Every line of the entries that holds the word "GRAPHIC" is to be copied.

══ Dataset excerpts ══

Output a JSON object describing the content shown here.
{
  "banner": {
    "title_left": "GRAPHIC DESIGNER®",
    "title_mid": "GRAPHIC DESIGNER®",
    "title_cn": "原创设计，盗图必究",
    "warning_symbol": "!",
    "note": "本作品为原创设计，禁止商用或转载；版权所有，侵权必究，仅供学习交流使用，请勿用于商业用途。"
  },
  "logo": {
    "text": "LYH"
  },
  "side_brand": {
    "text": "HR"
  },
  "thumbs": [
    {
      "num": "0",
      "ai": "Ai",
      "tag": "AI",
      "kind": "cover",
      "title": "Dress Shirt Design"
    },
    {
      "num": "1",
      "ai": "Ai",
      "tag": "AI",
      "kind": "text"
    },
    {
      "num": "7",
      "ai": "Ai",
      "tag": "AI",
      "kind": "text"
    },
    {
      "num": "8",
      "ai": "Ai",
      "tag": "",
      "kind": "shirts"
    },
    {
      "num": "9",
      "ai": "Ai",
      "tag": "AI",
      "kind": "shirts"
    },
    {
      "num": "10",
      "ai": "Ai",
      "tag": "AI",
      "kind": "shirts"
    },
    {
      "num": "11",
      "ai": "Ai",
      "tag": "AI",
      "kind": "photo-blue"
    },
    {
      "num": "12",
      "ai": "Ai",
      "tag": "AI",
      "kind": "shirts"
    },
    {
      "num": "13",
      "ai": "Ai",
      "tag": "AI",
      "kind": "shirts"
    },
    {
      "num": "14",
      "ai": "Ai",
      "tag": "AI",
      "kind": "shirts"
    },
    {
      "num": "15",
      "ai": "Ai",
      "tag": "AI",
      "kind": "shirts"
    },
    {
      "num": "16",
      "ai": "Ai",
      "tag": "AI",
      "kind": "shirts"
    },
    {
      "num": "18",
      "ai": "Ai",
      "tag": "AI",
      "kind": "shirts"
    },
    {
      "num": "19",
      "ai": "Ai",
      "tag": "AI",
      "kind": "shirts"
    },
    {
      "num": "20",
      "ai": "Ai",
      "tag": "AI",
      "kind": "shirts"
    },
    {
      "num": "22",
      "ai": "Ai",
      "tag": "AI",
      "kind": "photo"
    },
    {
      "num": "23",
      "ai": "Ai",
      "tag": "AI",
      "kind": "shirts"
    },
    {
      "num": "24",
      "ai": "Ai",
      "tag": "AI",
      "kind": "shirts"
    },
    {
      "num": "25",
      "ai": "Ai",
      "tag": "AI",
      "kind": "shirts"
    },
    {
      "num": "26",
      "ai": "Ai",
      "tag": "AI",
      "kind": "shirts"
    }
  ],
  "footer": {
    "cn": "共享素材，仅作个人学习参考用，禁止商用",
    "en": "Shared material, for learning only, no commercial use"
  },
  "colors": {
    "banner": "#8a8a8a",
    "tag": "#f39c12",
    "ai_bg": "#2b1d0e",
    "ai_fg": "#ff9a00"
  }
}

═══

Exercise result -
    "title_left": "GRAPHIC DESIGNER®",
    "title_mid": "GRAPHIC DESIGNER®",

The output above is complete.